From eco-friendly pet beds to 'upcycled' iPhone covers, students share sustainable merchandise projects
A disposable, biodegradable cup for hot drinks. A chic train case, and brightly-colored iPad and iPhone covers created from "upcycled" plastic bottles. Environmentally friendly pet beds.
All of those prototypes were on display recently when undergraduate students in Meriem Chida's product development class pitched their ideas for sustainable merchandise to a panel of reviewers.
Students studied the waste streams created by two countries, and then developed products that repurposed some of that waste into a new product to be sold in the United States. On pitch day, their knowledge was tested by university staff and faculty members acting as interested clients seeking ideas for potential development.

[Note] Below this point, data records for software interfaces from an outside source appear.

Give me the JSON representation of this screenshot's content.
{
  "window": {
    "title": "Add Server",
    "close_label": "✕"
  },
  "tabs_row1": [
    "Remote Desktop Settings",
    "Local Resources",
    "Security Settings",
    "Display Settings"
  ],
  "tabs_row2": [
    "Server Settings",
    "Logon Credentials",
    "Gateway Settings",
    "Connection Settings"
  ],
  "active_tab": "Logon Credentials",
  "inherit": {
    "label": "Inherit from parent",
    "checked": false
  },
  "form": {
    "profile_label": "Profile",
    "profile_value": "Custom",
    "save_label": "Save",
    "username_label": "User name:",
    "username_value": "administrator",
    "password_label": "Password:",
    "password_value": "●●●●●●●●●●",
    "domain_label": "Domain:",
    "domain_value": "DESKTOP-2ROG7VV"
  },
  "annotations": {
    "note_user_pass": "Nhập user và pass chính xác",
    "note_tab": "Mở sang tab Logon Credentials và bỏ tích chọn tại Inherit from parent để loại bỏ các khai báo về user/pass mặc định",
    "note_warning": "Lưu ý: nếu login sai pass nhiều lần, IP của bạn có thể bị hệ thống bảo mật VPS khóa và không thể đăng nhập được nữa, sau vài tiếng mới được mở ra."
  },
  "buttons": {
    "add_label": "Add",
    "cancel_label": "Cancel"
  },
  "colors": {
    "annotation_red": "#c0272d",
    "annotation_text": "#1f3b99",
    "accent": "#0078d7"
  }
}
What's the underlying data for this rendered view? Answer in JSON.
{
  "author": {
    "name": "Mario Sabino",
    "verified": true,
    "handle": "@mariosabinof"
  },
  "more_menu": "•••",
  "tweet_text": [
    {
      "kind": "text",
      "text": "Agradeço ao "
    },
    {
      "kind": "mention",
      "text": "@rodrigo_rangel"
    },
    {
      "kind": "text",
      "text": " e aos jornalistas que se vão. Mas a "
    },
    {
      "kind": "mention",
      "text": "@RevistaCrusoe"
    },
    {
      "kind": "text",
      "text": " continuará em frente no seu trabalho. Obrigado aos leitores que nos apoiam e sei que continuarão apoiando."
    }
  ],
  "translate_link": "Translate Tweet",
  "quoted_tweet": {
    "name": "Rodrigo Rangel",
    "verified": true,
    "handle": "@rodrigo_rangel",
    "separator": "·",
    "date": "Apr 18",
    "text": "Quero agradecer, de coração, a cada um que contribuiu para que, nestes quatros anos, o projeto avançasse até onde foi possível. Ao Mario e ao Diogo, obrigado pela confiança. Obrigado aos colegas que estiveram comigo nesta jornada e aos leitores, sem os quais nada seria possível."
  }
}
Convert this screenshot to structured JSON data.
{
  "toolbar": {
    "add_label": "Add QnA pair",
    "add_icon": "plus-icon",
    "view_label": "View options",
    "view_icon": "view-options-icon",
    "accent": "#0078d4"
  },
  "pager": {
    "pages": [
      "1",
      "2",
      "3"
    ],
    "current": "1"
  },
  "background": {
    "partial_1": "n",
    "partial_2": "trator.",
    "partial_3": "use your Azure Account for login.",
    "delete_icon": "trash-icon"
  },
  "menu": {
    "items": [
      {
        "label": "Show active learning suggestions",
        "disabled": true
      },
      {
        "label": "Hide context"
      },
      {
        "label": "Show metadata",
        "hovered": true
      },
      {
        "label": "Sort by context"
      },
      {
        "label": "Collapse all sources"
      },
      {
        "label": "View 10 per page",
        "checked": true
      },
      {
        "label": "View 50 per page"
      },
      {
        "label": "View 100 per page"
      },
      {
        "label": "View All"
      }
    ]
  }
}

"This is not a textbook course, where you open the book to a chapter and find the answer. You have to go out, do research and critically think about what you're going to do with all this data," said Chida, a lecturer with Indiana University Bloomington's Department of Apparel Merchandising and Interior Design within the College of Arts and Sciences. "Sustainability is part of my research, and I thought I'd share it with my students while giving them some real-world experience."
Senior Amanda Riggs, an apparel merchandising major, was part of the team that created the "Aroma Cup," a recyclable-yet-biodegradable plastic cup made expressly to hold hot drinks.
"It was a lot of research, trying to find the perfect product that is recyclable yet will degrade easily," Riggs said, prompting fellow team member Christina Cooper -- a junior majoring in apparel merchandising -- to chime in, "You realize the process is so much more complicated than you thought it was."
The fashion-forward students were also mindful of their product's aesthetics. Senior apparel merchandising major Erika Katterjohn described a task that sent group members out to purchase a sturdy cup for hot drinks -- hers was tall, with an easy-to-grip handle -- in an effort to gain a sense of their potential customers.
Students were also asked to keep the larger market in mind.
"We were interested in gardening products, but it turns out there are already a lot of 'green' garden tools for adults," senior apparel merchandising major Fred Schwier said. "So we ended up working more with children, making a line of kid-friendly upcycled garden implements."
Then, the final piece of the puzzle -- pitching their idea to potential "investors." Faculty and staff acting as judges quizzed the groups, then weighed in on whether they'd be willing to manufacture a particular product or would prefer to see more research.
While that evaluation process was independent of their grade, for some students, their project metamorphosed into a labor of love.
"You're not just working for a grade," Riggs said. "You're working to improve your product and to impress potential investors. It's a real-world experience."